▶ _DATA TO PROCESS_:

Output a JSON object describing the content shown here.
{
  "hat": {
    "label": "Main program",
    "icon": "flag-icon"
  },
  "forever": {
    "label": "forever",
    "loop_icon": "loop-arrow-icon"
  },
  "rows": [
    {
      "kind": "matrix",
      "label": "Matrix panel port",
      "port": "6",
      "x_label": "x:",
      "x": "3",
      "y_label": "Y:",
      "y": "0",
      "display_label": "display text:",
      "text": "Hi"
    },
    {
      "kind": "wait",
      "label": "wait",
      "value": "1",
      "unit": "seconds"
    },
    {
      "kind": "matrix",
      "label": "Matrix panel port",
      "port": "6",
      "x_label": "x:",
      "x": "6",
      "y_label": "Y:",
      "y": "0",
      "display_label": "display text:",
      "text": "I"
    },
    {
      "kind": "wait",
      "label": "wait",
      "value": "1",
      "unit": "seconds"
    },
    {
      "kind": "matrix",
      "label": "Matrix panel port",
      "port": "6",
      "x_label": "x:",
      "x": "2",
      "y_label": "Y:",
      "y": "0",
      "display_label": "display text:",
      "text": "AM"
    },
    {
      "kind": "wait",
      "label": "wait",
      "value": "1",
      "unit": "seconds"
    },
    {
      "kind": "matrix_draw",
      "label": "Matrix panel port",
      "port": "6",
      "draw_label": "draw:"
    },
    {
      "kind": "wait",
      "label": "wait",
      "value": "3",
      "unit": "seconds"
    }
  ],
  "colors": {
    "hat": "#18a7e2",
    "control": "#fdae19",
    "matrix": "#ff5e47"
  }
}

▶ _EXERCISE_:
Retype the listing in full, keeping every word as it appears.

▶ _COMPLETED EXERCISE_:
Output a JSON object describing the content shown here.
{
  "hat": {
    "label": "Main program",
    "icon": "flag-icon"
  },
  "forever": {
    "label": "forever",
    "loop_icon": "loop-arrow-icon"
  },
  "rows": [
    {
      "kind": "matrix",
      "label": "Matrix panel port",
      "port": "6",
      "x_label": "x:",
      "x": "3",
      "y_label": "Y:",
      "y": "0",
      "display_label": "display text:",
      "text": "Hi"
    },
    {
      "kind": "wait",
      "label": "wait",
      "value": "1",
      "unit": "seconds"
    },
    {
      "kind": "matrix",
      "label": "Matrix panel port",
      "port": "6",
      "x_label": "x:",
      "x": "6",
      "y_label": "Y:",
      "y": "0",
      "display_label": "display text:",
      "text": "I"
    },
    {
      "kind": "wait",
      "label": "wait",
      "value": "1",
      "unit": "seconds"
    },
    {
      "kind": "matrix",
      "label": "Matrix panel port",
      "port": "6",
      "x_label": "x:",
      "x": "2",
      "y_label": "Y:",
      "y": "0",
      "display_label": "display text:",
      "text": "AM"
    },
    {
      "kind": "wait",
      "label": "wait",
      "value": "1",
      "unit": "seconds"
    },
    {
      "kind": "matrix_draw",
      "label": "Matrix panel port",
      "port": "6",
      "draw_label": "draw:"
    },
    {
      "kind": "wait",
      "label": "wait",
      "value": "3",
      "unit": "seconds"
    }
  ],
  "colors": {
    "hat": "#18a7e2",
    "control": "#fdae19",
    "matrix": "#ff5e47"
  }
}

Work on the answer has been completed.